A lot of ADHD is genetic, and while the manifestation of the disorder may be inconsistent, it has been estimated that 40-60% of children with ADD have at least one parent with the same disorder. ADHD in the family is one of the hardest things to deal with; the combination of a child and parent with ADHD can become a disaster. While the ADHD parent can empathize and understand the difficulties of the child, the combination can be extremely overwhelming.
Three aspects of parenting are particularly important:
• Parental Monitoring: Parents with ADHD have a difficult time monitoring (tracking where a child is, what they are doing, and whom they are with) their children. Difficulties in this area increase focus and/or behavior problems in ADHD children.

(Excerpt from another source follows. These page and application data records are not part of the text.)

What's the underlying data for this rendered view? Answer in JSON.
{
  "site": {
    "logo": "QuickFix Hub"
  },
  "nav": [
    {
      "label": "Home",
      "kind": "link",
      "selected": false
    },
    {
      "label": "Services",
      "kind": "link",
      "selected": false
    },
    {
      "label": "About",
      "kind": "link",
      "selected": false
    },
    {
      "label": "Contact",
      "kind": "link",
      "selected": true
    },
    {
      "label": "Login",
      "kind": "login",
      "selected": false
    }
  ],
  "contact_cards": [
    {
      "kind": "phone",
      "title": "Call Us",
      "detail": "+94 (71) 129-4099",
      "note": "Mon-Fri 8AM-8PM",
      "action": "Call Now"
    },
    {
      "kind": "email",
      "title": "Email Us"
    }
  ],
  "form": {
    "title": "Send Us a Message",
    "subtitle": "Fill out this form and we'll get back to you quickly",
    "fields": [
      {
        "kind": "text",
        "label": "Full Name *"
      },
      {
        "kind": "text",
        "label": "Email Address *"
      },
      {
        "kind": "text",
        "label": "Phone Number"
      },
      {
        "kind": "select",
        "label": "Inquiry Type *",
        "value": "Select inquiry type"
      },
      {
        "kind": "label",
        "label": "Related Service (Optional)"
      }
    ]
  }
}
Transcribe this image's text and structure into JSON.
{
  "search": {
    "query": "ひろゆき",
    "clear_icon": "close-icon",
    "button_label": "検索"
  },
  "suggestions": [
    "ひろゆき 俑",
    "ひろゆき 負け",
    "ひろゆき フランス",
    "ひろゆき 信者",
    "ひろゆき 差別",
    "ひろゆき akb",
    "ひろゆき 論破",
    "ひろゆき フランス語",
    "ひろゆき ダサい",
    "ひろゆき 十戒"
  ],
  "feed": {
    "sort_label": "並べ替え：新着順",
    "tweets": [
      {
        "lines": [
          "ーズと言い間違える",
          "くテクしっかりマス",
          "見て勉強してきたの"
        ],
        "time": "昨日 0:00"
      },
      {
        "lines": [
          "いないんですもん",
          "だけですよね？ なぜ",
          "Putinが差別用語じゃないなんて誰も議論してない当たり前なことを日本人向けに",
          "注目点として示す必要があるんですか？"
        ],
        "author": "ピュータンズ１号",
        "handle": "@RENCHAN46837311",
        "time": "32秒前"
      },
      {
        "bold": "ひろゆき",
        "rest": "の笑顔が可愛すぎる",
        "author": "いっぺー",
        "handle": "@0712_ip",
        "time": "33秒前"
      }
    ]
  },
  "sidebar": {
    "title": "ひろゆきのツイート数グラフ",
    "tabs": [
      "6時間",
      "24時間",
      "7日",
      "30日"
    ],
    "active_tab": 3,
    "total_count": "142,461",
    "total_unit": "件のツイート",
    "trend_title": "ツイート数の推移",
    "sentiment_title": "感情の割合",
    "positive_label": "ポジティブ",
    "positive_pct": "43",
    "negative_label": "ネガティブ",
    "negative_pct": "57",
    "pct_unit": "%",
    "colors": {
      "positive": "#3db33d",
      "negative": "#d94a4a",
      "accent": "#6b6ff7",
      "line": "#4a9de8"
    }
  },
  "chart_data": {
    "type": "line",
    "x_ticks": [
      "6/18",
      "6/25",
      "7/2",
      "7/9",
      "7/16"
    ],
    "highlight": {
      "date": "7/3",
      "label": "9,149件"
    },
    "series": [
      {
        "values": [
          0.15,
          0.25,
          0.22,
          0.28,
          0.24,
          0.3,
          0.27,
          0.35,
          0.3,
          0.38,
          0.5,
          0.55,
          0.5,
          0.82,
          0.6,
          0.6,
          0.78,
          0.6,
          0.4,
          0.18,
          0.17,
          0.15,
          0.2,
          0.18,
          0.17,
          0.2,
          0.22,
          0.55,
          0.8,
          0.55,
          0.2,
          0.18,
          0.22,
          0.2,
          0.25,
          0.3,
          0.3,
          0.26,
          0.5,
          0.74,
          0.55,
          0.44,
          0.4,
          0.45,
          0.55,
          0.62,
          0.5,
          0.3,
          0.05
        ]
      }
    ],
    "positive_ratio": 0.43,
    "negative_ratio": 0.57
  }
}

• Inconsistent Discipline: This refers to variability in parents’ responses to child noncompliance. ADHD parents’ difficulties here foster further problems with self-control in their ADHD children.
• Problem Solving: Parents with ADHD provide solutions with lower levels of planning and effectiveness, exacerbating their ADHD child’s difficulty of organizing and planning.
There are some additional problems inherent in the ADHD parent-ADD child combination. Overloading responsibilities to the non-ADHD parent is one. An often bigger problem is a possible denial of the ADHD child’s problem by the ADHD parent. They may not acknowledge their child’s problem, since it is so similar to their own challenges. This denial often boomerangs and leads to denial of help for both persons.
Effectively treating children with ADHD may frequently necessitate treatment of an ADD parent as well. It is very helpful to the parent, their children, their non-ADHD spouse, and of course, essential for their ADHD child. While simultaneous treatment is best, it is also beneficial to treat one first (usually the child), and then the other later.
One method of treatment is Neurofeedback, a non-drug, painless, side effect-free procedure in which the person learns to re-train the attention mechanisms of the brain, alleviating the condition. Once the treatment is complete, no further training is necessary.
Dr. Stephen A, Ferrari, Alta Neuro-Imaging Neurofeedback